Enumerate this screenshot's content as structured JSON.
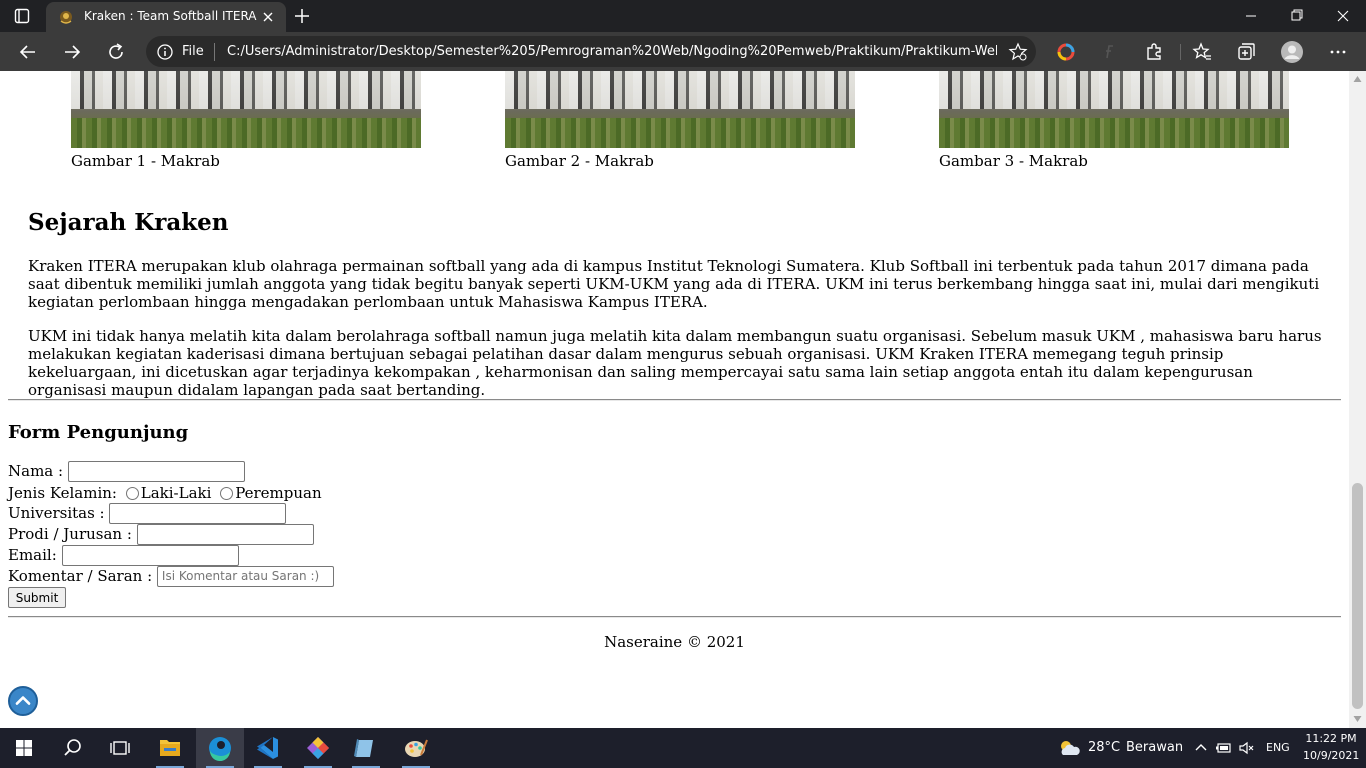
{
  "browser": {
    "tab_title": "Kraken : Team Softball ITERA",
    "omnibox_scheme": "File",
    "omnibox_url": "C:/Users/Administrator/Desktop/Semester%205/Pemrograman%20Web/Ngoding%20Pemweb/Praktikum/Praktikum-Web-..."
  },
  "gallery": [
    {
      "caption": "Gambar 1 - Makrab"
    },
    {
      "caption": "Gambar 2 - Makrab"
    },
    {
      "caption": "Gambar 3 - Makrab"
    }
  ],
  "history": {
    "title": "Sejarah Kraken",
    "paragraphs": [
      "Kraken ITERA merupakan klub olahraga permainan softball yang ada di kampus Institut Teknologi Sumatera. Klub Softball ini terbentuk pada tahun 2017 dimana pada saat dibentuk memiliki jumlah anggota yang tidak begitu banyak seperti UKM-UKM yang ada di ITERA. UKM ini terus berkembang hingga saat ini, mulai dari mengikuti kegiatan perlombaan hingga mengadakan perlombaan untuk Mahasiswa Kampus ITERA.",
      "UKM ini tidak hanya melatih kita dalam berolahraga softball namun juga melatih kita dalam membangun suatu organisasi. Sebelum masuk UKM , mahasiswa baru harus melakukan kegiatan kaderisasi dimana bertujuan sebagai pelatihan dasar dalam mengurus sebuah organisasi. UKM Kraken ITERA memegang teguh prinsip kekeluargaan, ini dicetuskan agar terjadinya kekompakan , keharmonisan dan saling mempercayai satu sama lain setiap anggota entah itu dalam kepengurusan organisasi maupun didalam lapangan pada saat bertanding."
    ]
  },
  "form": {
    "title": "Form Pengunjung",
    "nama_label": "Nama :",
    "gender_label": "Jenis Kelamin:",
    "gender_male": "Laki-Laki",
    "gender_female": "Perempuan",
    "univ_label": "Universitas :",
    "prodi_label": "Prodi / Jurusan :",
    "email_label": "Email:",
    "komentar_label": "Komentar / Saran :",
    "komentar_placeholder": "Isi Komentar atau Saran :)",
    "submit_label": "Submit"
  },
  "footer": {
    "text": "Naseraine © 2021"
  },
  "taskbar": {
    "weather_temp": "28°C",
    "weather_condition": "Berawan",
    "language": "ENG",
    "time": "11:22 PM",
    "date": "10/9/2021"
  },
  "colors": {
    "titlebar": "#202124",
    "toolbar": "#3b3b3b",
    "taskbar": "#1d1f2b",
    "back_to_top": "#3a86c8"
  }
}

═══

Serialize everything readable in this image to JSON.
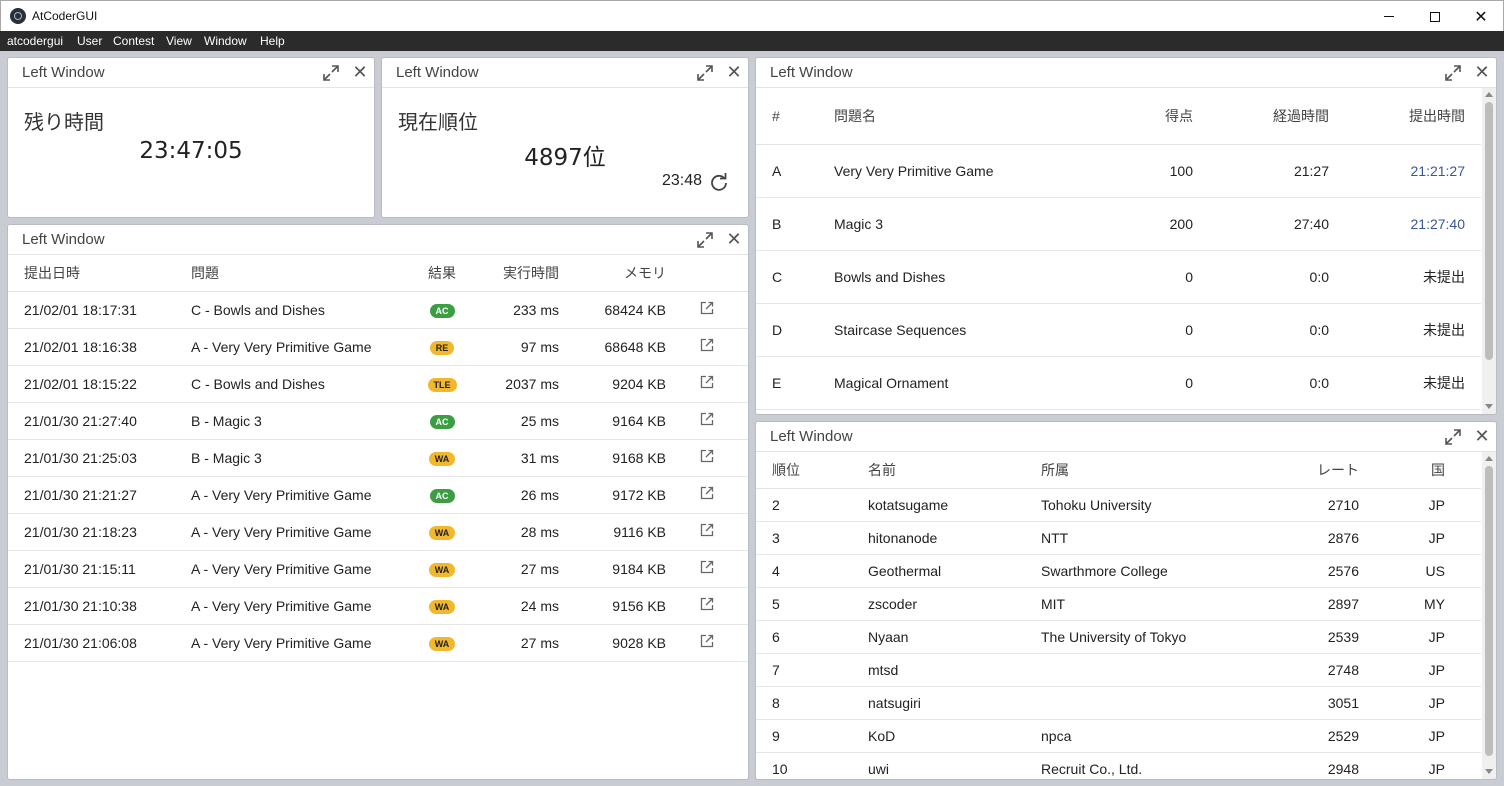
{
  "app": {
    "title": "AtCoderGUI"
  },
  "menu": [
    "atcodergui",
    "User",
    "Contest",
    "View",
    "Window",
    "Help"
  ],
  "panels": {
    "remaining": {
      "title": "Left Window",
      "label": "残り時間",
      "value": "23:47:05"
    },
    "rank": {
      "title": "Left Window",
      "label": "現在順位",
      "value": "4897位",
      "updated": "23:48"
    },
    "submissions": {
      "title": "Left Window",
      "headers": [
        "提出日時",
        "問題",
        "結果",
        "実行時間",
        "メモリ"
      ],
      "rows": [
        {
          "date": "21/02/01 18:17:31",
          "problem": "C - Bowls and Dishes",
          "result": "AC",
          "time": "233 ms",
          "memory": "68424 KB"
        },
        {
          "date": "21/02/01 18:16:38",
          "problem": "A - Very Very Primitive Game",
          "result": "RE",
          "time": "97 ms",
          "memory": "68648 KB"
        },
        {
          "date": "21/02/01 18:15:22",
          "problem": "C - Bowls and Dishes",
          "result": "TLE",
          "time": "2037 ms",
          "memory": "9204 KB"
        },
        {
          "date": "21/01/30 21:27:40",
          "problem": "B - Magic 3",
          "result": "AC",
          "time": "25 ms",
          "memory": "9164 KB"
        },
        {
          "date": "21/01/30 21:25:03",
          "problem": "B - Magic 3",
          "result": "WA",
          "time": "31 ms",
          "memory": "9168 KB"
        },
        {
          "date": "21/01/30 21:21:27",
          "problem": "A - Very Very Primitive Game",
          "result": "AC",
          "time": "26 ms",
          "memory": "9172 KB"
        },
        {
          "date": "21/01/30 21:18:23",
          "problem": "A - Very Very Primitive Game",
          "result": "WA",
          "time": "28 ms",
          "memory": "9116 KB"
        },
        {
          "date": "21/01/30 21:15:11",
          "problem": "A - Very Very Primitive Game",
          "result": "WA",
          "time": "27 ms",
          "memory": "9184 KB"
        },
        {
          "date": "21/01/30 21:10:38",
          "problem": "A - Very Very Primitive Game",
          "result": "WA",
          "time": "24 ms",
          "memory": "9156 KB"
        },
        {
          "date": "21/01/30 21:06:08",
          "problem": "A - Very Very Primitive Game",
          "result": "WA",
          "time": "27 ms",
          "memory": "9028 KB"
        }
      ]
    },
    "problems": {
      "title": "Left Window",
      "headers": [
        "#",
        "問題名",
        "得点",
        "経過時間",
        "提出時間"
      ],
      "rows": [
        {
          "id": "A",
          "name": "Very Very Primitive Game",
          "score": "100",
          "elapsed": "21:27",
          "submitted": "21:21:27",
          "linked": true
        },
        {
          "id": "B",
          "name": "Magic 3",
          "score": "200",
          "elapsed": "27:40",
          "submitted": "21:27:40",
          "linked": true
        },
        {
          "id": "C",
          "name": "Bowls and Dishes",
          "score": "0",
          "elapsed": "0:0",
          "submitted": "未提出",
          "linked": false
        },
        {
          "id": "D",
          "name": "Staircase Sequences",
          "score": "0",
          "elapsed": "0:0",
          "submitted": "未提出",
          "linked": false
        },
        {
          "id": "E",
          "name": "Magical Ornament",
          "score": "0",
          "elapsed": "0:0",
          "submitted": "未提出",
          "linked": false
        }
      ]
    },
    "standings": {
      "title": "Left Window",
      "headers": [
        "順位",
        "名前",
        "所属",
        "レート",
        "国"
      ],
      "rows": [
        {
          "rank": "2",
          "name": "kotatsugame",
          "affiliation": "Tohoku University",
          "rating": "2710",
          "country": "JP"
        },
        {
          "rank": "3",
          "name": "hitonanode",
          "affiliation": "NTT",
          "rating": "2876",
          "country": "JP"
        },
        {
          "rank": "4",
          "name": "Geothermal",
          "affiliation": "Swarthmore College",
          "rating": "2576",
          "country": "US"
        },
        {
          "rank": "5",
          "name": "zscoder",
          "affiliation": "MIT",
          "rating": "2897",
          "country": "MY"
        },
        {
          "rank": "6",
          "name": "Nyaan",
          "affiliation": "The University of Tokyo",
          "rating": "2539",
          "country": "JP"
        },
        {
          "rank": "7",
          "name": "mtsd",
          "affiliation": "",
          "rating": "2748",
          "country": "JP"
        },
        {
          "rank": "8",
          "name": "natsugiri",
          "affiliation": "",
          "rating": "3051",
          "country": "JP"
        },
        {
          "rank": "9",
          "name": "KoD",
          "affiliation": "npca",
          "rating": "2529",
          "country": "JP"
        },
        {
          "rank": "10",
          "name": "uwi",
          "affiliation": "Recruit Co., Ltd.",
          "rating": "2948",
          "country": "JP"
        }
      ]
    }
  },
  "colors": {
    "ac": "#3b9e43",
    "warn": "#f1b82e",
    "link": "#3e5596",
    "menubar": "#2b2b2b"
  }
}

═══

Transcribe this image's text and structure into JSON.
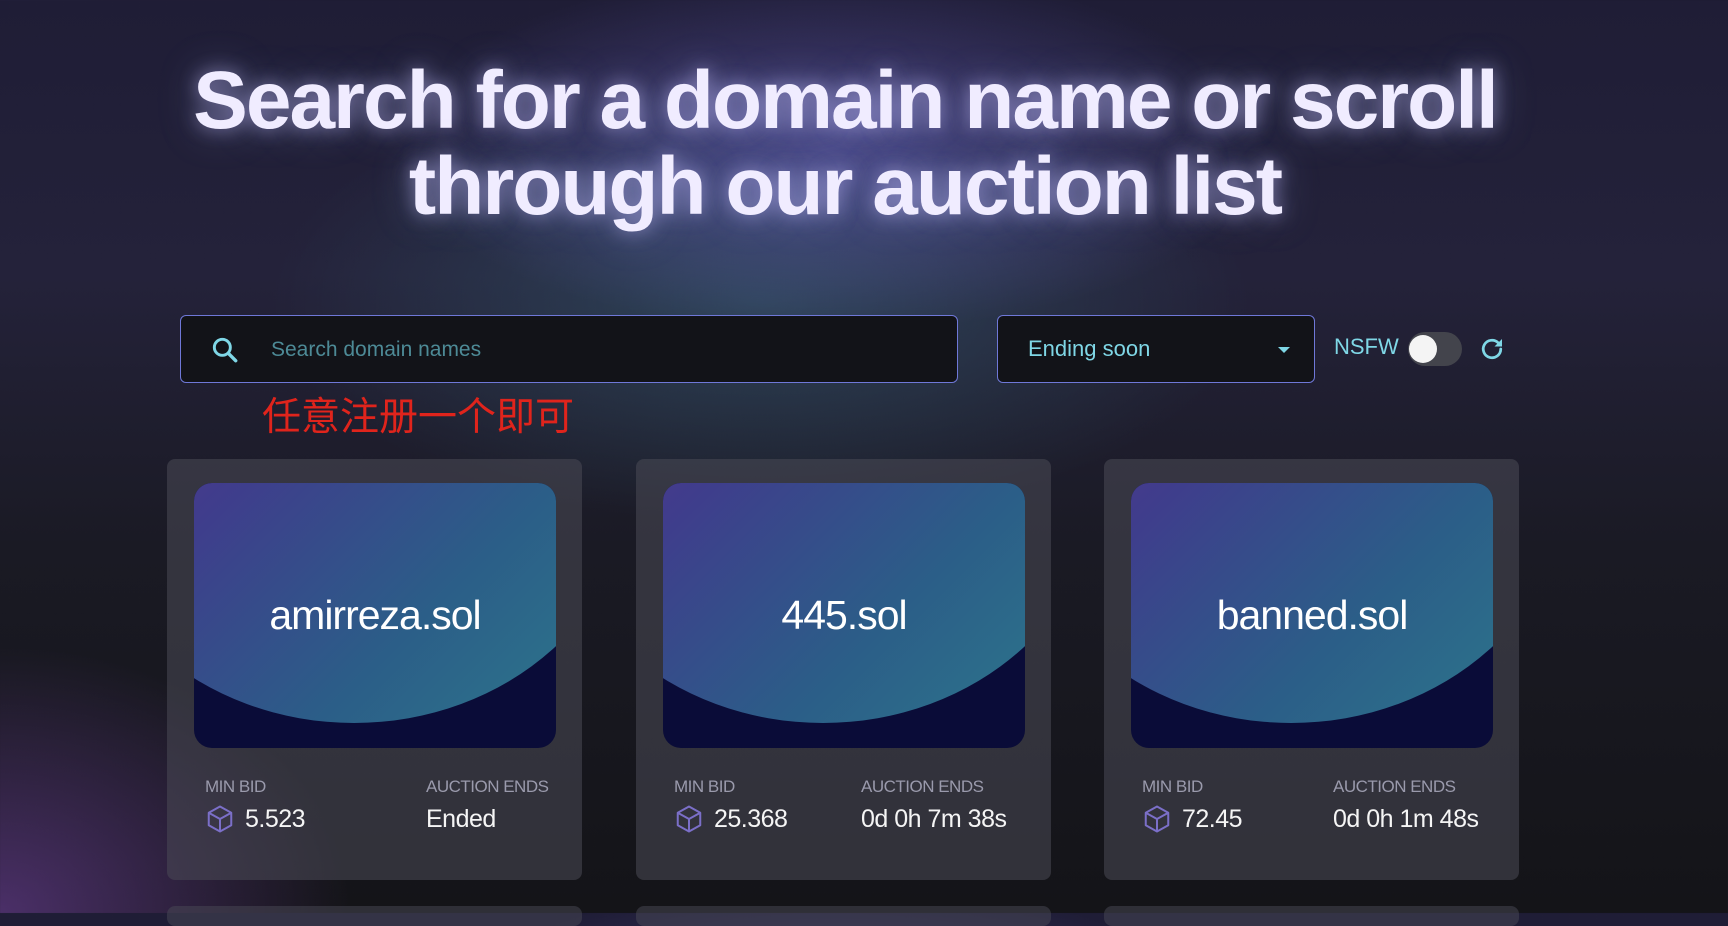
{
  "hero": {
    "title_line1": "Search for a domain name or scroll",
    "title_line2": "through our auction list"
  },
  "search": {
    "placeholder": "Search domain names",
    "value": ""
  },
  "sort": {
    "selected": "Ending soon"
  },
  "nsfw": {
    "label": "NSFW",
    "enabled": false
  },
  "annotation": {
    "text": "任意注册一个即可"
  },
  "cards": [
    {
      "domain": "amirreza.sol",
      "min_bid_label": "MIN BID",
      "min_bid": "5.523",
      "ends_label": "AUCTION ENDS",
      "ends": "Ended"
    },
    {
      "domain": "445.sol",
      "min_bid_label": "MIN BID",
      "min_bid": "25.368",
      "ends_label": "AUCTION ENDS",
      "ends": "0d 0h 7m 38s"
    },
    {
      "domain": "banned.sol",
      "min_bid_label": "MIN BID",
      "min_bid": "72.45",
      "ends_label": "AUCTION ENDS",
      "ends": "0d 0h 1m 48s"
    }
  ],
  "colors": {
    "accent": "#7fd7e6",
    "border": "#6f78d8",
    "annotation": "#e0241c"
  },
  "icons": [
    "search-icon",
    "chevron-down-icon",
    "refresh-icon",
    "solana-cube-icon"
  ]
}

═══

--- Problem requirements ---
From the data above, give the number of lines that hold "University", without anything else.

--- Output for this exercise ---
2